◆ **What is required**
Every entry must reappear in your answer exactly as written, though its pictures must not.

◆ **Data for processing**
+===+

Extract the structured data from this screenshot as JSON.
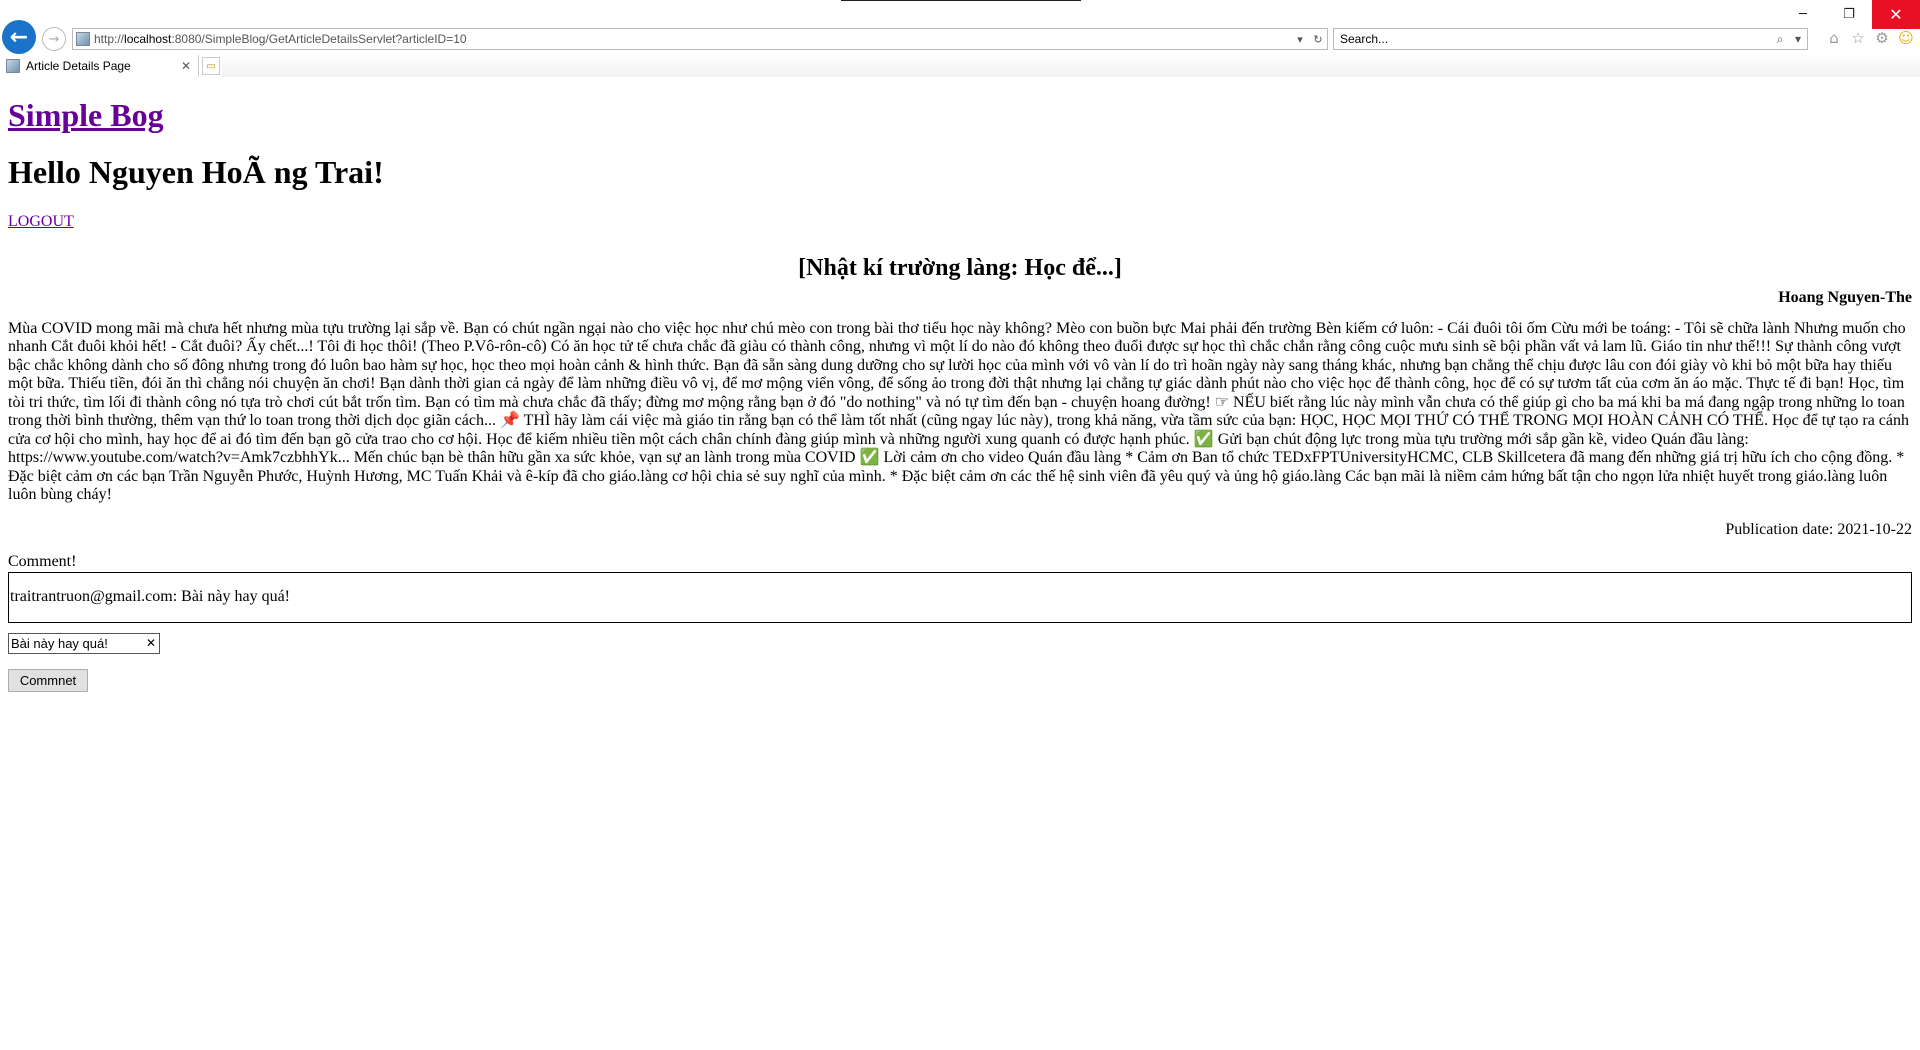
{
  "browser": {
    "window_controls": {
      "minimize": "─",
      "restore": "❐",
      "close": "✕"
    },
    "back_icon": "←",
    "forward_icon": "→",
    "url_prefix": "http://",
    "url_host": "localhost",
    "url_rest": ":8080/SimpleBlog/GetArticleDetailsServlet?articleID=10",
    "search_placeholder": "Search...",
    "tab_title": "Article Details Page",
    "tab_close": "✕",
    "address_icons": {
      "dropdown": "▾",
      "refresh": "↻"
    },
    "search_icons": {
      "search": "⌕",
      "dropdown": "▾"
    },
    "tools": {
      "home": "⌂",
      "favorites": "☆",
      "settings": "⚙",
      "feedback": "☺"
    }
  },
  "page": {
    "site_title": "Simple Bog",
    "greeting": "Hello Nguyen HoÃ ng Trai!",
    "logout": "LOGOUT",
    "article": {
      "title": "[Nhật kí trường làng: Học để...]",
      "author": "Hoang Nguyen-The",
      "body": "Mùa COVID mong mãi mà chưa hết nhưng mùa tựu trường lại sắp về. Bạn có chút ngần ngại nào cho việc học như chú mèo con trong bài thơ tiểu học này không? Mèo con buồn bực Mai phải đến trường Bèn kiếm cớ luôn: - Cái đuôi tôi ốm Cừu mới be toáng: - Tôi sẽ chữa lành Nhưng muốn cho nhanh Cắt đuôi khỏi hết! - Cắt đuôi? Ấy chết...! Tôi đi học thôi! (Theo P.Vô-rôn-cô) Có ăn học tử tế chưa chắc đã giàu có thành công, nhưng vì một lí do nào đó không theo đuổi được sự học thì chắc chắn rằng công cuộc mưu sinh sẽ bội phần vất vả lam lũ. Giáo tin như thế!!! Sự thành công vượt bậc chắc không dành cho số đông nhưng trong đó luôn bao hàm sự học, học theo mọi hoàn cảnh & hình thức. Bạn đã sẵn sàng dung dưỡng cho sự lười học của mình với vô vàn lí do trì hoãn ngày này sang tháng khác, nhưng bạn chẳng thể chịu được lâu con đói giày vò khi bỏ một bữa hay thiếu một bữa. Thiếu tiền, đói ăn thì chẳng nói chuyện ăn chơi! Bạn dành thời gian cả ngày để làm những điều vô vị, để mơ mộng viển vông, để sống ảo trong đời thật nhưng lại chẳng tự giác dành phút nào cho việc học để thành công, học để có sự tươm tất của cơm ăn áo mặc. Thực tế đi bạn! Học, tìm tòi tri thức, tìm lối đi thành công nó tựa trò chơi cút bắt trốn tìm. Bạn có tìm mà chưa chắc đã thấy; đừng mơ mộng rằng bạn ở đó \"do nothing\" và nó tự tìm đến bạn - chuyện hoang đường! ☞ NẾU biết rằng lúc này mình vẫn chưa có thể giúp gì cho ba má khi ba má đang ngập trong những lo toan trong thời bình thường, thêm vạn thứ lo toan trong thời dịch dọc giãn cách... 📌 THÌ hãy làm cái việc mà giáo tin rằng bạn có thể làm tốt nhất (cũng ngay lúc này), trong khả năng, vừa tầm sức của bạn: HỌC, HỌC MỌI THỨ CÓ THỂ TRONG MỌI HOÀN CẢNH CÓ THỂ. Học để tự tạo ra cánh cửa cơ hội cho mình, hay học để ai đó tìm đến bạn gõ cửa trao cho cơ hội. Học để kiếm nhiều tiền một cách chân chính đàng giúp mình và những người xung quanh có được hạnh phúc. ✅ Gửi bạn chút động lực trong mùa tựu trường mới sắp gần kề, video Quán đầu làng: https://www.youtube.com/watch?v=Amk7czbhhYk... Mến chúc bạn bè thân hữu gần xa sức khỏe, vạn sự an lành trong mùa COVID ✅ Lời cảm ơn cho video Quán đầu làng * Cảm ơn Ban tổ chức TEDxFPTUniversityHCMC, CLB Skillcetera đã mang đến những giá trị hữu ích cho cộng đồng. * Đặc biệt cảm ơn các bạn Trần Nguyễn Phước, Huỳnh Hương, MC Tuấn Khải và ê-kíp đã cho giáo.làng cơ hội chia sẻ suy nghĩ của mình. * Đặc biệt cảm ơn các thế hệ sinh viên đã yêu quý và ủng hộ giáo.làng Các bạn mãi là niềm cảm hứng bất tận cho ngọn lửa nhiệt huyết trong giáo.làng luôn luôn bùng cháy!",
      "publication_label": "Publication date: ",
      "publication_date": "2021-10-22"
    },
    "comments": {
      "label": "Comment!",
      "items": [
        {
          "author": "traitrantruon@gmail.com",
          "text": "Bài này hay quá!"
        }
      ],
      "input_value": "Bài này hay quá!",
      "clear_icon": "✕",
      "submit_label": "Commnet"
    }
  }
}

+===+

◆ **Response**
Extract the structured data from this screenshot as JSON.
{
  "browser": {
    "window_controls": {
      "minimize": "─",
      "restore": "❐",
      "close": "✕"
    },
    "back_icon": "←",
    "forward_icon": "→",
    "url_prefix": "http://",
    "url_host": "localhost",
    "url_rest": ":8080/SimpleBlog/GetArticleDetailsServlet?articleID=10",
    "search_placeholder": "Search...",
    "tab_title": "Article Details Page",
    "tab_close": "✕",
    "address_icons": {
      "dropdown": "▾",
      "refresh": "↻"
    },
    "search_icons": {
      "search": "⌕",
      "dropdown": "▾"
    },
    "tools": {
      "home": "⌂",
      "favorites": "☆",
      "settings": "⚙",
      "feedback": "☺"
    }
  },
  "page": {
    "site_title": "Simple Bog",
    "greeting": "Hello Nguyen HoÃ ng Trai!",
    "logout": "LOGOUT",
    "article": {
      "title": "[Nhật kí trường làng: Học để...]",
      "author": "Hoang Nguyen-The",
      "body": "Mùa COVID mong mãi mà chưa hết nhưng mùa tựu trường lại sắp về. Bạn có chút ngần ngại nào cho việc học như chú mèo con trong bài thơ tiểu học này không? Mèo con buồn bực Mai phải đến trường Bèn kiếm cớ luôn: - Cái đuôi tôi ốm Cừu mới be toáng: - Tôi sẽ chữa lành Nhưng muốn cho nhanh Cắt đuôi khỏi hết! - Cắt đuôi? Ấy chết...! Tôi đi học thôi! (Theo P.Vô-rôn-cô) Có ăn học tử tế chưa chắc đã giàu có thành công, nhưng vì một lí do nào đó không theo đuổi được sự học thì chắc chắn rằng công cuộc mưu sinh sẽ bội phần vất vả lam lũ. Giáo tin như thế!!! Sự thành công vượt bậc chắc không dành cho số đông nhưng trong đó luôn bao hàm sự học, học theo mọi hoàn cảnh & hình thức. Bạn đã sẵn sàng dung dưỡng cho sự lười học của mình với vô vàn lí do trì hoãn ngày này sang tháng khác, nhưng bạn chẳng thể chịu được lâu con đói giày vò khi bỏ một bữa hay thiếu một bữa. Thiếu tiền, đói ăn thì chẳng nói chuyện ăn chơi! Bạn dành thời gian cả ngày để làm những điều vô vị, để mơ mộng viển vông, để sống ảo trong đời thật nhưng lại chẳng tự giác dành phút nào cho việc học để thành công, học để có sự tươm tất của cơm ăn áo mặc. Thực tế đi bạn! Học, tìm tòi tri thức, tìm lối đi thành công nó tựa trò chơi cút bắt trốn tìm. Bạn có tìm mà chưa chắc đã thấy; đừng mơ mộng rằng bạn ở đó \"do nothing\" và nó tự tìm đến bạn - chuyện hoang đường! ☞ NẾU biết rằng lúc này mình vẫn chưa có thể giúp gì cho ba má khi ba má đang ngập trong những lo toan trong thời bình thường, thêm vạn thứ lo toan trong thời dịch dọc giãn cách... 📌 THÌ hãy làm cái việc mà giáo tin rằng bạn có thể làm tốt nhất (cũng ngay lúc này), trong khả năng, vừa tầm sức của bạn: HỌC, HỌC MỌI THỨ CÓ THỂ TRONG MỌI HOÀN CẢNH CÓ THỂ. Học để tự tạo ra cánh cửa cơ hội cho mình, hay học để ai đó tìm đến bạn gõ cửa trao cho cơ hội. Học để kiếm nhiều tiền một cách chân chính đàng giúp mình và những người xung quanh có được hạnh phúc. ✅ Gửi bạn chút động lực trong mùa tựu trường mới sắp gần kề, video Quán đầu làng: https://www.youtube.com/watch?v=Amk7czbhhYk... Mến chúc bạn bè thân hữu gần xa sức khỏe, vạn sự an lành trong mùa COVID ✅ Lời cảm ơn cho video Quán đầu làng * Cảm ơn Ban tổ chức TEDxFPTUniversityHCMC, CLB Skillcetera đã mang đến những giá trị hữu ích cho cộng đồng. * Đặc biệt cảm ơn các bạn Trần Nguyễn Phước, Huỳnh Hương, MC Tuấn Khải và ê-kíp đã cho giáo.làng cơ hội chia sẻ suy nghĩ của mình. * Đặc biệt cảm ơn các thế hệ sinh viên đã yêu quý và ủng hộ giáo.làng Các bạn mãi là niềm cảm hứng bất tận cho ngọn lửa nhiệt huyết trong giáo.làng luôn luôn bùng cháy!",
      "publication_label": "Publication date: ",
      "publication_date": "2021-10-22"
    },
    "comments": {
      "label": "Comment!",
      "items": [
        {
          "author": "traitrantruon@gmail.com",
          "text": "Bài này hay quá!"
        }
      ],
      "input_value": "Bài này hay quá!",
      "clear_icon": "✕",
      "submit_label": "Commnet"
    }
  }
}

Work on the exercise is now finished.